___ Data

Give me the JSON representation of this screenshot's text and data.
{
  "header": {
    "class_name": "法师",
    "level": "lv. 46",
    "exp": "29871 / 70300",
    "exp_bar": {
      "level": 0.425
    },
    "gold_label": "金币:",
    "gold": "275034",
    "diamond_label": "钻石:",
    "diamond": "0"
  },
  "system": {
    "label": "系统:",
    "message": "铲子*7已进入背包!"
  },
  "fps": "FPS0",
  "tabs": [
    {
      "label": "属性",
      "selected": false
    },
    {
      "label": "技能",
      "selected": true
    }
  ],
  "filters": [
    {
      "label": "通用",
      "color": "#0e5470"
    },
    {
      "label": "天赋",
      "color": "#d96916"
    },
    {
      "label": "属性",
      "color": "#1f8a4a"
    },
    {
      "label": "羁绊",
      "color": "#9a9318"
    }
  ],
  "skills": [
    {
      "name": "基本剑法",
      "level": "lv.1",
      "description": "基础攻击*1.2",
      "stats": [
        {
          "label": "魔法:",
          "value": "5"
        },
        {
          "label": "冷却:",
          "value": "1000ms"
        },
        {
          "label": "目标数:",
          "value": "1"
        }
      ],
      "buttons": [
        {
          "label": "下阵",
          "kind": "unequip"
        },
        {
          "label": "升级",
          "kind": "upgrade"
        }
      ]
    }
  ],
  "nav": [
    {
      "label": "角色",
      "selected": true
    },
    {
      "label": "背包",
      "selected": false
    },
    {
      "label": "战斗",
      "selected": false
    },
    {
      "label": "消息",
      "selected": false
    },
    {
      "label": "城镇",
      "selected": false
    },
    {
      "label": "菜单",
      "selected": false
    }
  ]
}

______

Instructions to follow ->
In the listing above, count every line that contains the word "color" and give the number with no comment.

Your solution ->
4